:: YOUR OBJECTIVE ::
Check each line below for the word "icon", and copy those that have it.

:: Data about app and page elements ::
------------------------

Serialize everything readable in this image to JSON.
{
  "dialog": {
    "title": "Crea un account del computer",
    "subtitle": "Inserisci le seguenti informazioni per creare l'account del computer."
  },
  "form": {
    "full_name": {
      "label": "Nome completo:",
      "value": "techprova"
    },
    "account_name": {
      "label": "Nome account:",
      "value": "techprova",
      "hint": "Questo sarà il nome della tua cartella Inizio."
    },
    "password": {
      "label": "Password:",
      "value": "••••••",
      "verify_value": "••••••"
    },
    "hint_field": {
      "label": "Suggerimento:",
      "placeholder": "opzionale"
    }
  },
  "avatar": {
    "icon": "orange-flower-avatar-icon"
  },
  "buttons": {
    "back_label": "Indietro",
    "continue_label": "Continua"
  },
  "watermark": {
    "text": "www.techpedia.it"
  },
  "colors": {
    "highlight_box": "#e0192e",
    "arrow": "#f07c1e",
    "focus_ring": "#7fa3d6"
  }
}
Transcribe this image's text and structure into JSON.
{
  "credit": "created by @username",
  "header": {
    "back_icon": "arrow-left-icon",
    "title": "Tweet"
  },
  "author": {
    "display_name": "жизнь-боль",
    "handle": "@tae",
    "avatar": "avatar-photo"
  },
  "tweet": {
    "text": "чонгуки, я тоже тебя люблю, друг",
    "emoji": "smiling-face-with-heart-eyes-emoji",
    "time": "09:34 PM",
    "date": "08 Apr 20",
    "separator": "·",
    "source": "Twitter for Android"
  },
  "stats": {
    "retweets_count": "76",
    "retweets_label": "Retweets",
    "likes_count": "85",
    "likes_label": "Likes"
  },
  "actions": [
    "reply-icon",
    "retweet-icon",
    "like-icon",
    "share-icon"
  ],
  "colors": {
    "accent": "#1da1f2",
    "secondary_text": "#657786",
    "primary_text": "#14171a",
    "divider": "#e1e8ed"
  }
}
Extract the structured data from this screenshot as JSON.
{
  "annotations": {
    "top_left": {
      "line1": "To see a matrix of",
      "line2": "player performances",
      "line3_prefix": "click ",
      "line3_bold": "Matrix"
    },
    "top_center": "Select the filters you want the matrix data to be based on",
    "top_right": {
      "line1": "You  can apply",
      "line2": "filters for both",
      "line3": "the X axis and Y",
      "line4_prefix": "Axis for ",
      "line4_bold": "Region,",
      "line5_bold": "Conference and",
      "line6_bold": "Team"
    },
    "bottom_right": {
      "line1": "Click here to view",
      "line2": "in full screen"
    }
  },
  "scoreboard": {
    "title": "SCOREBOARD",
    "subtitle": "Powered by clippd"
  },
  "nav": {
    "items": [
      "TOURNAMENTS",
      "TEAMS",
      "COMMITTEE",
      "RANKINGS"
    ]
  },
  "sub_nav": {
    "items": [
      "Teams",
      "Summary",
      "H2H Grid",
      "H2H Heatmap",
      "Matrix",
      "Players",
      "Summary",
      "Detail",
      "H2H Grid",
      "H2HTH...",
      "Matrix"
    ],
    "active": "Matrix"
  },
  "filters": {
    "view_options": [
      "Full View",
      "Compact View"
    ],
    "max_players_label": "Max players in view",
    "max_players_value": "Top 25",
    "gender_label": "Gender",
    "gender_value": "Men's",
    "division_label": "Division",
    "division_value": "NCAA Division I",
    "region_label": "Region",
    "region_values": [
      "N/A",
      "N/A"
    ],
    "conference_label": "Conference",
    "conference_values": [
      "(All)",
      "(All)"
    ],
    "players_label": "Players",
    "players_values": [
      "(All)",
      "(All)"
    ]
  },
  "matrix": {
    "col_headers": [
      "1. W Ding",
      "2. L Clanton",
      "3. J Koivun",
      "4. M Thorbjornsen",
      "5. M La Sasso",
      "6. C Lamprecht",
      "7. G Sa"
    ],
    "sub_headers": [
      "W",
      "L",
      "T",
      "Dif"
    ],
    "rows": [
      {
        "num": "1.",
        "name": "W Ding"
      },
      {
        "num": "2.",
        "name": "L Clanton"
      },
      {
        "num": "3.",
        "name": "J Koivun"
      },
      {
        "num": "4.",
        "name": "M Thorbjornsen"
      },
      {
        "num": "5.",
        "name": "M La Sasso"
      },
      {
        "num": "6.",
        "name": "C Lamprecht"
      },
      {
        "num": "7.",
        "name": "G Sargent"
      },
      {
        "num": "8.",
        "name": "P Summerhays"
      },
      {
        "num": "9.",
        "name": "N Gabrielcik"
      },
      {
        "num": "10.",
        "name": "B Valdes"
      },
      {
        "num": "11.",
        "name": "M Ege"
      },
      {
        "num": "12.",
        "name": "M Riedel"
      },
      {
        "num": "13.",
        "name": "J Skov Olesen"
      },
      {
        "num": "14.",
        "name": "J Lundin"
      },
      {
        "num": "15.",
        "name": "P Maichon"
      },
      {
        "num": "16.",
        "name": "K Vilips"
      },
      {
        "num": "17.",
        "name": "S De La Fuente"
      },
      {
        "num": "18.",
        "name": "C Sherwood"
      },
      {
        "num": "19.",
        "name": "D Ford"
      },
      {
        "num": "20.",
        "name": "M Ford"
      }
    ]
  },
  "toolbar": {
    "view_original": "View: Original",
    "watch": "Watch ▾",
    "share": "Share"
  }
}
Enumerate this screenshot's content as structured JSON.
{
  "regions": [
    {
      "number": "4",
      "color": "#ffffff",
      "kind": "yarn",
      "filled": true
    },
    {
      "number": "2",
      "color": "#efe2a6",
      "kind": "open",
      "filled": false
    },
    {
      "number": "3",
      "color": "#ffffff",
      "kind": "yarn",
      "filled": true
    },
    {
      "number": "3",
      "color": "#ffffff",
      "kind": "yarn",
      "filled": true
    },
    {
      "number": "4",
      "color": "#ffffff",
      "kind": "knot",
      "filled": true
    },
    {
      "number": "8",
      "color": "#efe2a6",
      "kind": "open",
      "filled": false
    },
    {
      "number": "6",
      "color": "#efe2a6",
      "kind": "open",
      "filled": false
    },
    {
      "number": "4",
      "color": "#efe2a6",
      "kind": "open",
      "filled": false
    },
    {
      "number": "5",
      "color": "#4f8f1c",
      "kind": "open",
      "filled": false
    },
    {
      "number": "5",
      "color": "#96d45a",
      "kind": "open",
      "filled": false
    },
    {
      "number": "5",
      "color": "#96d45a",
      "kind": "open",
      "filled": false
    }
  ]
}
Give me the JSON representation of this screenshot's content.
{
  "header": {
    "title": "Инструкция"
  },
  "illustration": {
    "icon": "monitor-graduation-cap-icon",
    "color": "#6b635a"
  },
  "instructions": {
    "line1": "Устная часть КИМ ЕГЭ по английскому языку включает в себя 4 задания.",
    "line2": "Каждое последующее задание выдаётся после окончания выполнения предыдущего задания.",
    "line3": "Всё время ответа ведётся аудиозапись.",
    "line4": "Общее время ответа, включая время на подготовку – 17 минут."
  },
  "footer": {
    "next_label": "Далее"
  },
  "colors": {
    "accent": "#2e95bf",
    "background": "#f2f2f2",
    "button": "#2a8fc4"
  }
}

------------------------

:: SOLVED PROBLEM ::
    "icon": "orange-flower-avatar-icon"
    "back_icon": "arrow-left-icon",
    "reply-icon",
    "retweet-icon",
    "like-icon",
    "share-icon"
    "icon": "monitor-graduation-cap-icon",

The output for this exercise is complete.